Function pointers:

We can also have pointers to functions. Here is how we can get a pointer to printf.

int (*fp) (const char*,…) = printf;

This means that fp is a pointer to a function called printf which takes a const char* and an unknown number of parameters after that.

Incomplete types:

Incomplete types are used when we do not have the information in advance or we want to hide it from clients.

They are used with arrays and structures. For eg:

extern int a[]; Struct Employee;

Further Research

  • What happens when a signed number is bit shifted left? Is the sign bit maintained, or is it shifted out?
  • What happens when we have pointers of two different types and we cast them into void pointers to do arithmatic with them?
  • When a variable is declared extern, does the compiler try to verify it?

Thinking in C: Chapt 7 – Pointers 101

July 21, 2006

This was a very interesting chapter. I had forgotten some basic concepts related to pointers and it was nice to refresh them.

Pointers are used to support reference semantics in C. When we pass an array to a function in C, we are in reality passing a pointer to it. Arrays CANNOT be passed by value in C.

Pointers allow us to create dynamic objects whose size we do not know at compile time. Dynamic objects are created with malloc or calloc, and live on the heap. When an object is no longer needed, it’s memory must be returned to the heap by using ‘free’. Another function that C gives us is realloc() which updates the size of memory alloctaed using malloc. We might want to use the sizeof operator when allocating memory. To use these functions be sure to include <stdlib.h>

C has a NULL pointer which does not point to any valid memory location. Since it does not point to a valid memory location, it cannot be dereferenced. A NULL pointer is usually used for comparisons, with pointers returned from a method (where a NULL pointer denotes an error).

C supports two operators for working with pointers to structs. The . operator and the -> operator. When we use the -> operator, we do not need to dereference the pointer to struct.

An interesting note: Most operating systems will free memory used by a program when it exits, however it is usually a good idea to explicitly free memory because if our program takes huge amounts of memory then it might exhaust all the memory available on the system.

Did the assignment. Learned something interesting. If I have a structure Employee

struct Employee {

char name[16] ;


struct Employee emp = malloc(sizeof(struct Employee));

emp->name = someCharPointer; //does not compile

strcpy(emp->name, someCharPointer); //works just fine

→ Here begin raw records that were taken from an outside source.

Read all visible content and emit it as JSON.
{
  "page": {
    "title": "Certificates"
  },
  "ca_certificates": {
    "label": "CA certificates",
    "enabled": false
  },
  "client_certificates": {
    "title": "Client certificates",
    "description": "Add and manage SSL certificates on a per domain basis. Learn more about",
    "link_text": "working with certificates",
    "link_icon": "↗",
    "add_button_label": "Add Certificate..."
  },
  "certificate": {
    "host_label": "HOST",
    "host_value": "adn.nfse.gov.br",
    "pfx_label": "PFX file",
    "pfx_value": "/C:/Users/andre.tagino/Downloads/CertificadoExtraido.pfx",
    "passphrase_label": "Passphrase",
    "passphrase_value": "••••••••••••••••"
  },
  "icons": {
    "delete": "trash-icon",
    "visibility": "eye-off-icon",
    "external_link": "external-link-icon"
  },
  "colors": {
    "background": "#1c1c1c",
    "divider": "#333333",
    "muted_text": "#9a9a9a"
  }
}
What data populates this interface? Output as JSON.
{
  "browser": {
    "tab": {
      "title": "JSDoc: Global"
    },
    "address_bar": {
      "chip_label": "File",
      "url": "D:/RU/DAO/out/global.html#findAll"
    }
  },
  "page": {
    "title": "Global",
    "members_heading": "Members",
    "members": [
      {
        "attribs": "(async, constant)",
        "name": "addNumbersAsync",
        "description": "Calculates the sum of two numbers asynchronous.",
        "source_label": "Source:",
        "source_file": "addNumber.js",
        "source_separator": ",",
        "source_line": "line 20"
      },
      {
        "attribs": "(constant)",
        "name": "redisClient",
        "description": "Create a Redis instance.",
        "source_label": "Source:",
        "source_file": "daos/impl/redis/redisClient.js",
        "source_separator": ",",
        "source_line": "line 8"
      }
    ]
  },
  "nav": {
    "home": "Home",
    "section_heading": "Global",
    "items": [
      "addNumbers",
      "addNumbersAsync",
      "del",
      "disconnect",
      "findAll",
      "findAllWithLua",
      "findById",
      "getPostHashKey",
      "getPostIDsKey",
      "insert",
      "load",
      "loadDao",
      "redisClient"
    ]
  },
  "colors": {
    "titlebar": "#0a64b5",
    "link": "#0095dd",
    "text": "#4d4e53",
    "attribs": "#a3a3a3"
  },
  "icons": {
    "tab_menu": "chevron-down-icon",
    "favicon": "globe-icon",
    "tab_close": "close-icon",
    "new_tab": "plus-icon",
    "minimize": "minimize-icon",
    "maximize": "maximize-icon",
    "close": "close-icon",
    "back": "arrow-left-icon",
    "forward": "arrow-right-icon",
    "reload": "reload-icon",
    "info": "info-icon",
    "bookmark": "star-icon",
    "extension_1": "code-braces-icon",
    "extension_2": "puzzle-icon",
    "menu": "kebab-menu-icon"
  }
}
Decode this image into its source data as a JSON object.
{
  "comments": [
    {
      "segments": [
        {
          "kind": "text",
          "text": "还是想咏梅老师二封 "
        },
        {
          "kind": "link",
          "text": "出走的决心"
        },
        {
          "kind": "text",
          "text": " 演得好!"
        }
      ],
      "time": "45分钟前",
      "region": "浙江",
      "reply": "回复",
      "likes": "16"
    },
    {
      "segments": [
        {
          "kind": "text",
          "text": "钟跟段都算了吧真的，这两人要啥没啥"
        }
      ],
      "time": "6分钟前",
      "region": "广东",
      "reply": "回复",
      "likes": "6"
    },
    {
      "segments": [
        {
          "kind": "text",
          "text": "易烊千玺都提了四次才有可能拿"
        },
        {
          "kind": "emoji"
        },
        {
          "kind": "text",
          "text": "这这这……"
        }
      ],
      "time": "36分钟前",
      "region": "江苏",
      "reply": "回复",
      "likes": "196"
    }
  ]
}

Why does the first line not work? I think it is because name is initialized as an array of 16 chars, while someCharPointer is also a char pointer, but we do not know it’s size. I think the compiler senses that things could go wrong and disallows the assignment.


  • Does realloc work if the memory was allocated using calloc()?

Chapt 6 – Thinking in C: Programming with functions

July 21, 2006

A function must be either declared or defined before it’s use. To declare a function we need to specify the function prototype like this:

float avg(int, int);

A void is used to signify no parameters. If a function sayHello() takes no parameters, it can be defined like this:
void sayHello(void) {}
or like this
void sayHello() {}
In this case we may pass parameters to the function, but they will be ignored by the compiler as well as the runtime.

This section goes beyond functions and also mentions different variable types:

  • local variables are those that are declared in methods. They exist on the stack.
  • constant variables declared at the file level, reside in the data segment, and cannot be accessed from other files
  • variables declared at the file level also reside on the data segment, but can be accessed from other files


  • What is the data segment?